In the records below, find each line that holds "JSON" and return it.
[Source material — start]
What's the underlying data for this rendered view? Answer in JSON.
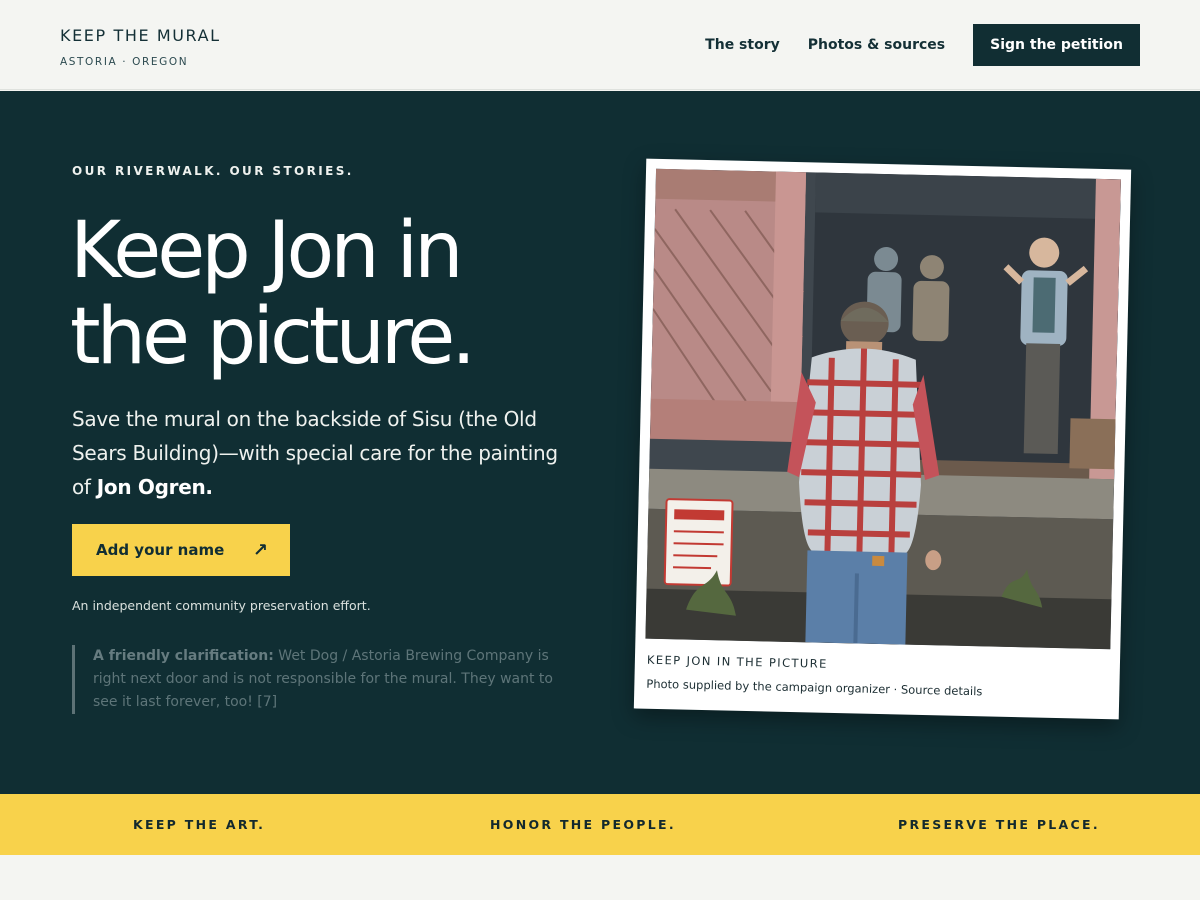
{
  "header": {
    "brand_title": "KEEP THE MURAL",
    "brand_subtitle": "ASTORIA · OREGON",
    "nav": {
      "story": "The story",
      "photos": "Photos & sources",
      "petition": "Sign the petition"
    }
  },
  "hero": {
    "eyebrow": "OUR RIVERWALK. OUR STORIES.",
    "headline_line1": "Keep Jon in",
    "headline_line2": "the picture.",
    "lede_text": "Save the mural on the backside of Sisu (the Old Sears Building)—with special care for the painting of ",
    "lede_emphasis": "Jon Ogren.",
    "cta_label": "Add your name",
    "cta_icon": "arrow-up-right-icon",
    "independent_note": "An independent community preservation effort.",
    "clarification_label": "A friendly clarification:",
    "clarification_text": " Wet Dog / Astoria Brewing Company is right next door and is not responsible for the mural. They want to see it last forever, too! [7]"
  },
  "photo": {
    "caption_title": "KEEP JON IN THE PICTURE",
    "caption_credit": "Photo supplied by the campaign organizer · ",
    "caption_link": "Source details",
    "sign_text": "PARKING FOR PERMIT HOLDERS ONLY"
  },
  "banner": {
    "item1": "KEEP THE ART.",
    "item2": "HONOR THE PEOPLE.",
    "item3": "PRESERVE THE PLACE."
  },
  "colors": {
    "ink": "#112e33",
    "hero_bg": "#102e33",
    "accent": "#f8d24b",
    "paper": "#f4f5f2"
  }
}
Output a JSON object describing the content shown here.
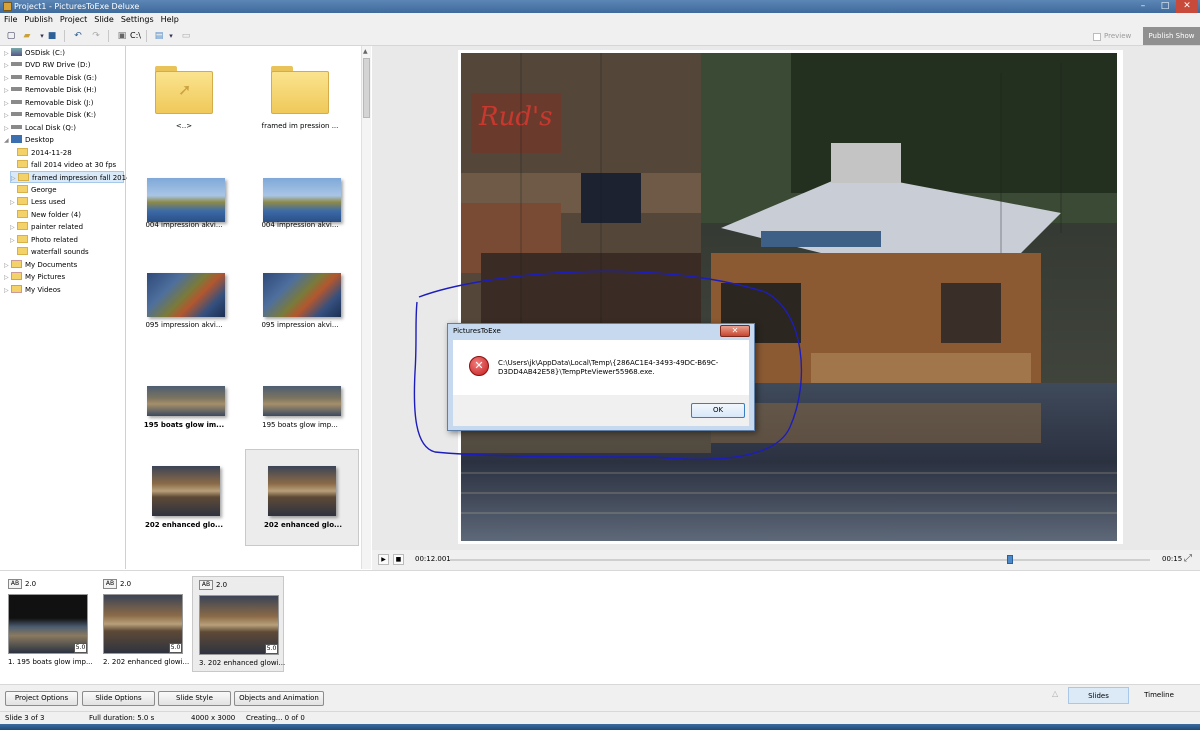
{
  "window": {
    "title": "Project1 - PicturesToExe Deluxe",
    "controls": [
      "–",
      "□",
      "✕"
    ]
  },
  "menu": [
    "File",
    "Publish",
    "Project",
    "Slide",
    "Settings",
    "Help"
  ],
  "toolbar": {
    "path_label": "C:\\",
    "preview_label": "Preview",
    "publish_label": "Publish Show"
  },
  "tree": [
    {
      "label": "OSDisk (C:)",
      "icon": "os-drive-icon",
      "level": 0
    },
    {
      "label": "DVD RW Drive (D:)",
      "icon": "dvd-drive-icon",
      "level": 0
    },
    {
      "label": "Removable Disk (G:)",
      "icon": "removable-disk-icon",
      "level": 0
    },
    {
      "label": "Removable Disk (H:)",
      "icon": "removable-disk-icon",
      "level": 0
    },
    {
      "label": "Removable Disk (J:)",
      "icon": "removable-disk-icon",
      "level": 0
    },
    {
      "label": "Removable Disk (K:)",
      "icon": "removable-disk-icon",
      "level": 0
    },
    {
      "label": "Local Disk (Q:)",
      "icon": "local-disk-icon",
      "level": 0
    },
    {
      "label": "Desktop",
      "icon": "desktop-icon",
      "level": 0
    },
    {
      "label": "2014-11-28",
      "icon": "folder-icon",
      "level": 1
    },
    {
      "label": "fall 2014 video at 30 fps",
      "icon": "folder-icon",
      "level": 1
    },
    {
      "label": "framed impression fall 2014",
      "icon": "folder-icon",
      "level": 1,
      "selected": true
    },
    {
      "label": "George",
      "icon": "folder-icon",
      "level": 1
    },
    {
      "label": "Less used",
      "icon": "folder-icon",
      "level": 1
    },
    {
      "label": "New folder (4)",
      "icon": "folder-icon",
      "level": 1
    },
    {
      "label": "painter related",
      "icon": "folder-icon",
      "level": 1
    },
    {
      "label": "Photo related",
      "icon": "folder-icon",
      "level": 1
    },
    {
      "label": "waterfall sounds",
      "icon": "folder-icon",
      "level": 1
    },
    {
      "label": "My Documents",
      "icon": "documents-icon",
      "level": 0
    },
    {
      "label": "My Pictures",
      "icon": "pictures-icon",
      "level": 0
    },
    {
      "label": "My Videos",
      "icon": "videos-icon",
      "level": 0
    }
  ],
  "files": [
    {
      "caption": "<..>",
      "kind": "folder-up"
    },
    {
      "caption": "framed im pression ...",
      "kind": "folder"
    },
    {
      "caption": "004 impression akvi...",
      "kind": "image"
    },
    {
      "caption": "004 impression akvi...",
      "kind": "image"
    },
    {
      "caption": "095 impression akvi...",
      "kind": "image"
    },
    {
      "caption": "095 impression akvi...",
      "kind": "image"
    },
    {
      "caption": "195 boats  glow im...",
      "kind": "image"
    },
    {
      "caption": "195 boats  glow imp...",
      "kind": "image"
    },
    {
      "caption": "202 enhanced glo...",
      "kind": "image"
    },
    {
      "caption": "202 enhanced glo...",
      "kind": "image"
    }
  ],
  "player": {
    "current_time": "00:12.001",
    "end_time": "00:15",
    "progress": 0.8
  },
  "dialog": {
    "title": "PicturesToExe",
    "message": "C:\\Users\\jk\\AppData\\Local\\Temp\\{286AC1E4-3493-49DC-B69C-D3DD4AB42E58}\\TempPteViewer55968.exe.",
    "ok_label": "OK",
    "close_label": "✕"
  },
  "slides": [
    {
      "ab": "AB",
      "transition": "2.0",
      "duration": "5.0",
      "name": "1. 195 boats  glow imp..."
    },
    {
      "ab": "AB",
      "transition": "2.0",
      "duration": "5.0",
      "name": "2. 202 enhanced glowi..."
    },
    {
      "ab": "AB",
      "transition": "2.0",
      "duration": "5.0",
      "name": "3. 202 enhanced glowi..."
    }
  ],
  "buttons": {
    "project_options": "Project Options",
    "slide_options": "Slide Options",
    "slide_style": "Slide Style",
    "objects_animation": "Objects and Animation",
    "slides_tab": "Slides",
    "timeline_tab": "Timeline"
  },
  "status": {
    "slide": "Slide 3 of 3",
    "duration": "Full duration: 5.0 s",
    "size": "4000 x 3000",
    "creating": "Creating... 0 of 0"
  },
  "colors": {
    "accent": "#3f6a9c",
    "annotation": "#1d1dbb",
    "error": "#c51b1b"
  }
}
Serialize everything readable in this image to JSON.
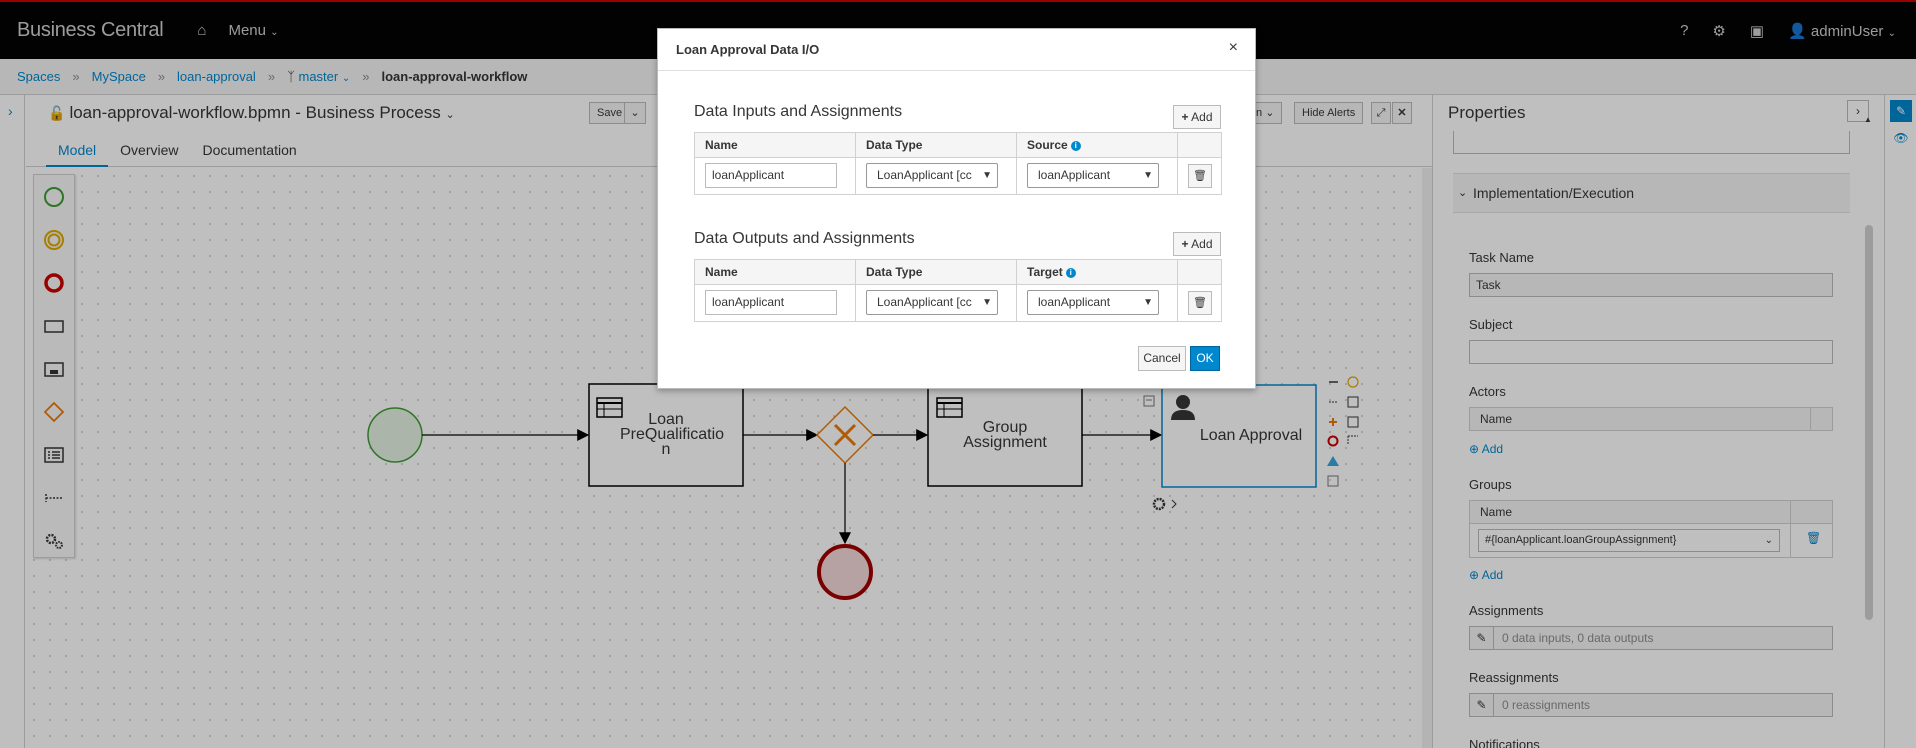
{
  "topbar": {
    "brand": "Business Central",
    "menu_label": "Menu",
    "help": "?",
    "user": "adminUser"
  },
  "breadcrumb": {
    "items": [
      "Spaces",
      "MySpace",
      "loan-approval",
      "master"
    ],
    "current": "loan-approval-workflow"
  },
  "editor": {
    "title": "loan-approval-workflow.bpmn - Business Process",
    "save_label": "Save",
    "hide_alerts_label": "Hide Alerts",
    "partial_label": "n",
    "tabs": [
      "Model",
      "Overview",
      "Documentation"
    ]
  },
  "diagram": {
    "task1": "Loan PreQualificatio n",
    "task2": "Group Assignment",
    "task3": "Loan Approval"
  },
  "properties": {
    "title": "Properties",
    "section": "Implementation/Execution",
    "task_name_label": "Task Name",
    "task_name_value": "Task",
    "subject_label": "Subject",
    "actors_label": "Actors",
    "actors_col": "Name",
    "add_label": "Add",
    "groups_label": "Groups",
    "groups_col": "Name",
    "groups_value": "#{loanApplicant.loanGroupAssignment}",
    "assignments_label": "Assignments",
    "assignments_value": "0 data inputs, 0 data outputs",
    "reassignments_label": "Reassignments",
    "reassignments_value": "0 reassignments",
    "notifications_label": "Notifications"
  },
  "modal": {
    "title": "Loan Approval Data I/O",
    "close": "×",
    "inputs": {
      "title": "Data Inputs and Assignments",
      "add_label": "Add",
      "col_name": "Name",
      "col_type": "Data Type",
      "col_source": "Source",
      "row": {
        "name": "loanApplicant",
        "type": "LoanApplicant [cc",
        "source": "loanApplicant"
      }
    },
    "outputs": {
      "title": "Data Outputs and Assignments",
      "add_label": "Add",
      "col_name": "Name",
      "col_type": "Data Type",
      "col_target": "Target",
      "row": {
        "name": "loanApplicant",
        "type": "LoanApplicant [cc",
        "target": "loanApplicant"
      }
    },
    "cancel_label": "Cancel",
    "ok_label": "OK"
  }
}
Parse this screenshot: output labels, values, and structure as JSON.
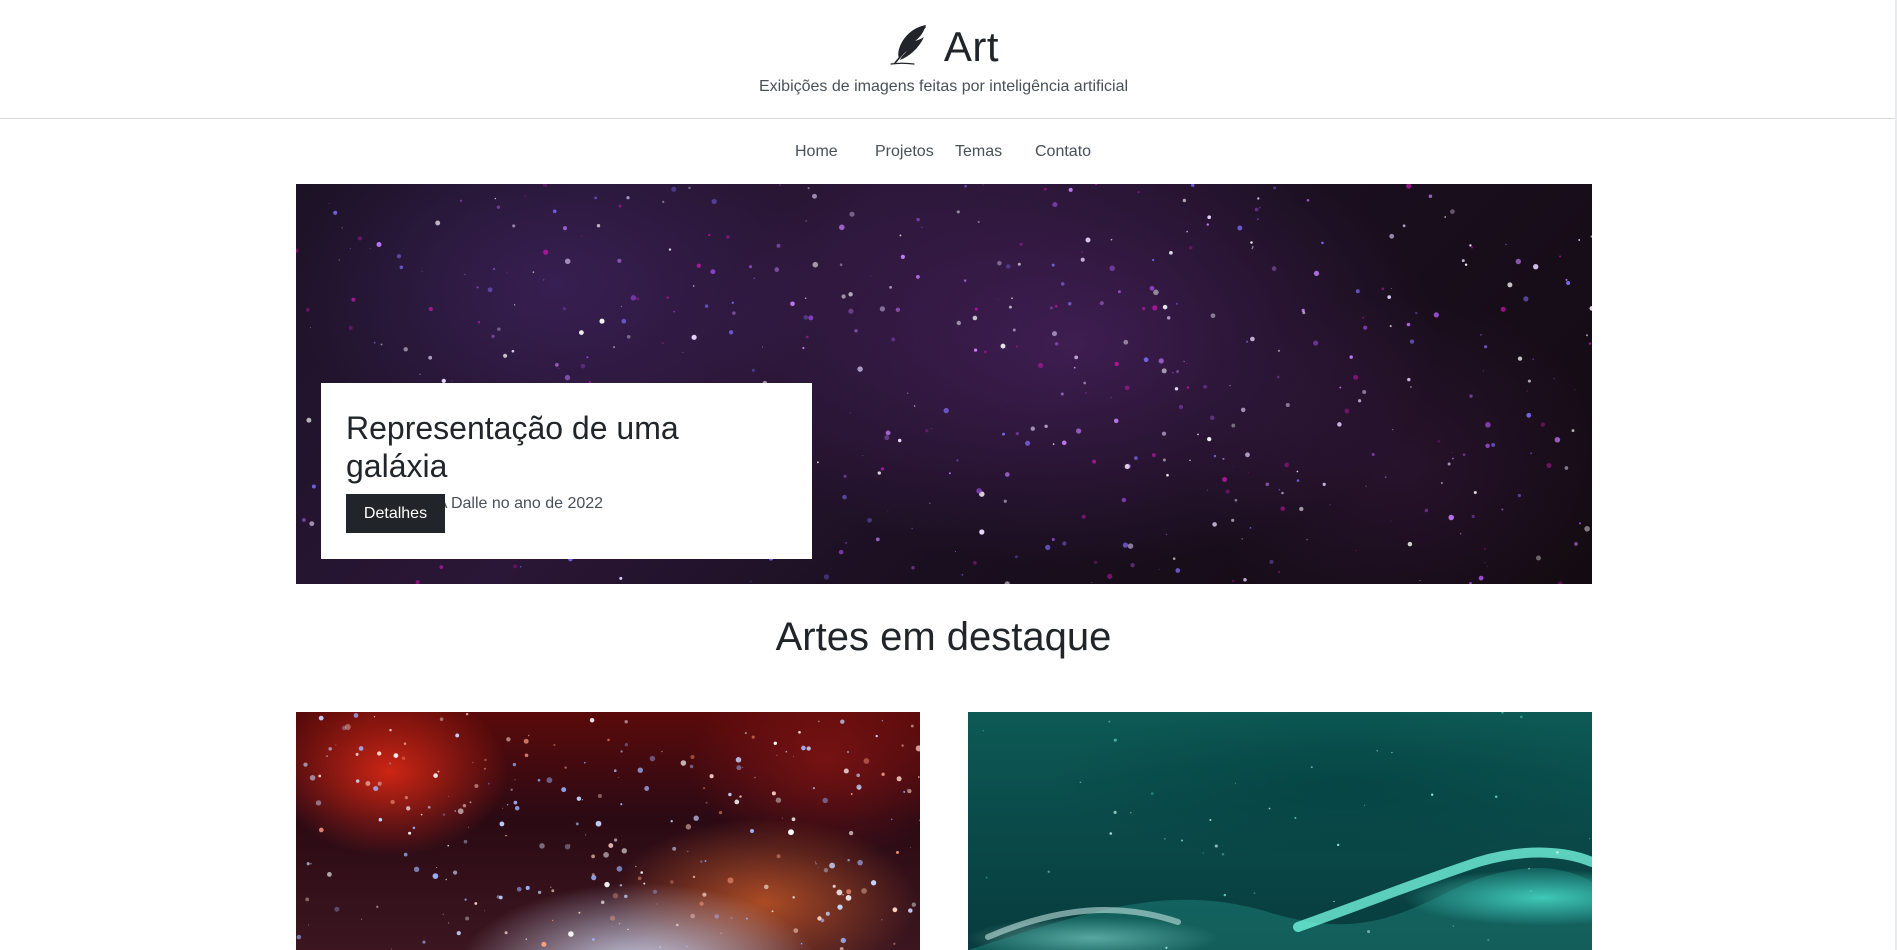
{
  "header": {
    "title": "Art",
    "tagline": "Exibições de imagens feitas por inteligência artificial",
    "logo_icon": "feather-icon"
  },
  "nav": {
    "items": [
      {
        "label": "Home"
      },
      {
        "label": "Projetos"
      },
      {
        "label": "Temas"
      },
      {
        "label": "Contato"
      }
    ]
  },
  "hero": {
    "title": "Representação de uma galáxia",
    "subtitle": "Criada pela IA Dalle no ano de 2022",
    "button_label": "Detalhes"
  },
  "featured": {
    "title": "Artes em destaque"
  },
  "colors": {
    "text": "#212529",
    "muted": "#495057",
    "button_bg": "#212529",
    "border": "#d6d8db"
  }
}
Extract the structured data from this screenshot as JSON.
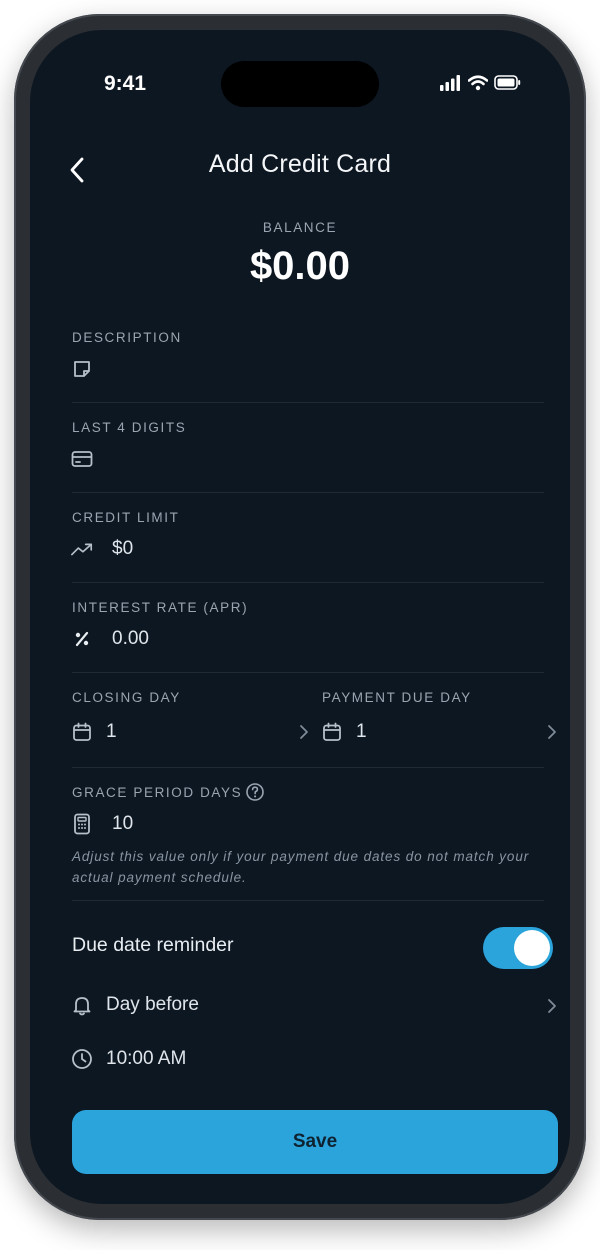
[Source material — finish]
- [Written solution]:
What's the underlying data for this rendered view? Answer in JSON.
Output a JSON object describing the content shown here.
Serialize everything readable in this image to JSON.
Parse this screenshot: output labels, values, and structure as JSON.
Extract the structured data from this screenshot as JSON.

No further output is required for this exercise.